When a brain injury is more severe, it may require long-term treatment and rehabilitation, sometimes lasting a person’s entire life. For these brain-injury patients, it is not uncommon to receive in excess of $1 million, or even more than $10 million.
It is essential that a person who suffers a brain injury–or may suspect they suffered a brain injury–contact an an experienced personal injury attorney, who can help them assess the extent of the brain injury and negotiate with an insurance company or bring the responsible party to court to get the brain-injury victim the fair compensation they deserve.
Contact Munley Law Personal Injury Attorneys for a Free Consultation
If you have been in an accident, and know or suspect that you have experienced a brain injury, contact Munley Law Personal Injury Attorneys for a free consultation to see how you can diagnose your injury and get the compensation are entitled to receive. For over 60 years, Munley Law Personal Injury Attorneys has represented hundreds of thousands of accident victims throughout Pennsylvania to get the compensation needed to get them back on their feet.
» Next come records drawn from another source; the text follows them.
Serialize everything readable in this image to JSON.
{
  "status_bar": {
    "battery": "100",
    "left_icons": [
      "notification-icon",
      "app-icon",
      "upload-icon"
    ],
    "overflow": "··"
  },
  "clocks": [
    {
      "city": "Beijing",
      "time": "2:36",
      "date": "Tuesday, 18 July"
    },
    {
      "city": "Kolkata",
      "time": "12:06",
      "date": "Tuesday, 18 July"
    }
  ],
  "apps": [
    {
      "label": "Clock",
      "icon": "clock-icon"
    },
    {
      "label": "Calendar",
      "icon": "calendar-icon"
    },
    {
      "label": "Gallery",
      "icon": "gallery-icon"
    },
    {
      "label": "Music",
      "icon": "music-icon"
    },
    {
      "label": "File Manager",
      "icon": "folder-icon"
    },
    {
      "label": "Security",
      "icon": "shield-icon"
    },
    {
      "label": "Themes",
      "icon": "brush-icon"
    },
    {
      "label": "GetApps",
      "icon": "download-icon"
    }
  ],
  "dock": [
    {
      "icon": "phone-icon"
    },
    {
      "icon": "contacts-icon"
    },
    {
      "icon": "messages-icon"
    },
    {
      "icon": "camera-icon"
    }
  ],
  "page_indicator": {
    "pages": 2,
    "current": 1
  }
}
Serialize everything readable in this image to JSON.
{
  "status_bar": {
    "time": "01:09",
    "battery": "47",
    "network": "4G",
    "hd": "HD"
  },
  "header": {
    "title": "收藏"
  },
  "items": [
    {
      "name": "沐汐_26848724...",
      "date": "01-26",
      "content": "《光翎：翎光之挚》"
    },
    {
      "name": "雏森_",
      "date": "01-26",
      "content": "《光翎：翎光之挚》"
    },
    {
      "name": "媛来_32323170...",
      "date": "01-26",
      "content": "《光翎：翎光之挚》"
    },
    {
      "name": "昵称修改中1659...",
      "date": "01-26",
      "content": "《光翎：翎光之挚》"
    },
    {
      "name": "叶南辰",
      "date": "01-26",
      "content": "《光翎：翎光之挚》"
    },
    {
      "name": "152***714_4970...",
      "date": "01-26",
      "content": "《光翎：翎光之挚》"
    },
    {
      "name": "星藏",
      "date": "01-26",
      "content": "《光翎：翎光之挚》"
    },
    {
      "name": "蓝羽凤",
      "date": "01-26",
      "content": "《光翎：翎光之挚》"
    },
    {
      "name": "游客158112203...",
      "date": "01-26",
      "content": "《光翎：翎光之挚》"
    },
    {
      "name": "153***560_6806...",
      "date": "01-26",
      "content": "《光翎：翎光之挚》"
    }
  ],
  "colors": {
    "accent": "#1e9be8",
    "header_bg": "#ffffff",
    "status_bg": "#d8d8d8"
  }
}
Our personal injury lawyers have consistently been named among the Best Lawyers in America, selected to Pennsylvania Super Lawyers, and are board certified by the National Board of Trial Advocacy. And, we get results – our lawyers have achieved numerous multi-million dollar settlements and verdicts.
The personal injury lawyers at Munley Law Personal Injury Attorneys care very deeply about our clients. Our compassionate attorneys and our entire staff will do everything in our power to help you during this time of need. You can count on our team—we have decades of success and satisfied clients, and we will devote all of the time and resources necessary for you to win your case.
We know you may have questions about brain injury but may be nervous to contact a lawyer. That’s why our law firm offers FREE, no-obligation case evaluations to all accident victims. You can reach someone from our staff 24 hours a day, 7 days a week. No matter how complicated or difficult your case may be, we will review the facts and explain what legal options are available to you. Chat live, email us, or call today.
Share this post: